I started making cow moose calls. Unbeknownst me myself, as he never made a noise, he was coming in charging! After about an hour of waiting for the charging bull to arrive Bernie asked if he could make a call. "Why not," I said, "It's not like you're going to scare anything off."
I should have specified to Bernie that he was supposed to make a cow moose call, because what came out of his mouth sounded like the saddest wounded duck you've ever heard, complete with choking death gasps. This unnatural noise however stopped the bull moose charging into my calls dead in his track. Uncertain what he was hearing, the bull began grunting and walking slowly towards us, perhaps only 100 yards away in the timber.
"Do you hear that?" I grabbed Bernie to make sure he didn't make any more duck calls, "There's a moose! I'm going to call him in."
I began cow calling again, and relieved to hear his cow moose was back and had probably stomped the wounded duck out of its misery, the bull didn't feel the need to keep calling anymore and once more resumed his quiet charge.
The suspense was killing me, so I directed Bernie to walk slowly forward in the direction of the noise.
One tree, that's all it took to hide that moose and once we had walked around it his antlers stood out like satellite dishes. The forest was so thick there that at 50 yards we could only see his head and horns. Bernie, needing no prompting, and not allowing me to offer the warning about packing it out, threw his rifle up and blew the snot right out of that moose - literally - he shot the bull square in the nose.
There was a moment, one of those rare manly moments when guys hug, and we pulled out the camera for photos.
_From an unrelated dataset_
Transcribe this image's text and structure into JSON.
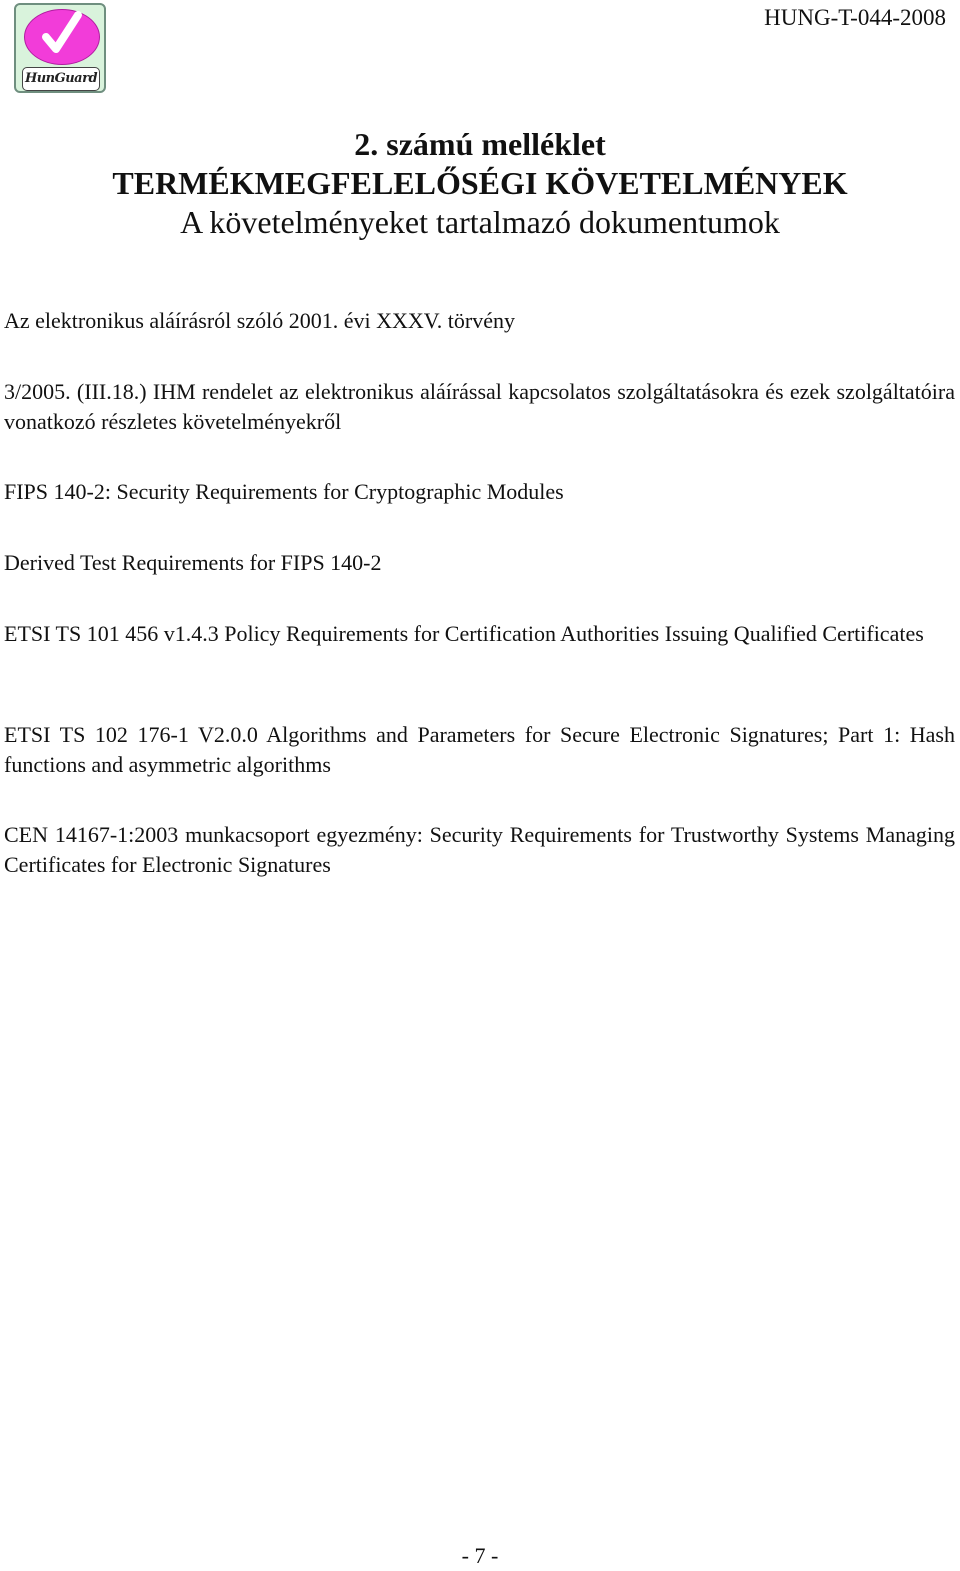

Bernie insisted on me being first, and when I went to take one of Bernie discovered it was the last one, we were out of film. No matter, Bernie had his trophy moose.
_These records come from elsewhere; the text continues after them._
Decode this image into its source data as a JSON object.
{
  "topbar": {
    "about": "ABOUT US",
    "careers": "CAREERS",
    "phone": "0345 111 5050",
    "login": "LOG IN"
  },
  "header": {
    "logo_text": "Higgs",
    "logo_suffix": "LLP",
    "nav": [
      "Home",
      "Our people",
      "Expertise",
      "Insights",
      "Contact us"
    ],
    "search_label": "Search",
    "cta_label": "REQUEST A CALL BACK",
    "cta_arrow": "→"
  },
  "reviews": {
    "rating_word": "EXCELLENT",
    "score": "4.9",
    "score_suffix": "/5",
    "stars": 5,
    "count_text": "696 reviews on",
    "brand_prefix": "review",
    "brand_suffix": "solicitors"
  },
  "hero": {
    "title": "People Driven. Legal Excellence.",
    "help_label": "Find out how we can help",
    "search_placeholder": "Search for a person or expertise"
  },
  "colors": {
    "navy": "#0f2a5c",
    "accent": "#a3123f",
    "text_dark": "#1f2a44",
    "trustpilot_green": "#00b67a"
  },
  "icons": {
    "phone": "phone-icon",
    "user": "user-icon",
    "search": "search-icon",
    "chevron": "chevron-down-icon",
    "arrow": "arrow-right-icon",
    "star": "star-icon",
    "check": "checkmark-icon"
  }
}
Unfortunately I hadn't brought a fork, or we might have camped there for the next few months and eaten that moose on the spot. Being a young single guy at the time, this would not have bothered me, but Bernie protested about having a family and a job. I relented and we cleaned the moose and began our trek out. I carried the skull out on my back. I was sure to put it down once or twice every few steps to leave blood in the snow so we knew we were on the right trail when we came back for the rest of him the next day.
And what a next day it was! We convinced several other hunters and guides in camp to help us as the horses weren't able to get across the swamps in the area. Unfortunately, we lost several of our packers on the trail to disease, starvation and predators - so Bernie and I ended up packing it ourselves.
I have to admit the truth though, there was a moment, I think it was around 2 in the morning, when we crossed the big horseshoe meadow and the full moon lit up that snowy meadow like it was midday. It was serene, like you could reach up and touch heaven. I had to pause to enjoy that scene - here I was with 100 pounds of moose meat on my back, hungry, thirst, exhausted, covered in blood, wolves howling on our back trail - and at that time in my life I'd never seen anything so beautiful as that meadow that night.
Bernie brought me back to earth when he kicked me. "Get up!" He barked, "The wolves are gaining on us and I'm not leaving you here to die!"
He may have sounded noble, but I knew Bernie's true motive. He knew there was safety in numbers and didn't want to go by himself for fear they'd pick him off easier.
"Ah well," I thought as Bernie lifted me to my feet, it was a beautiful moment.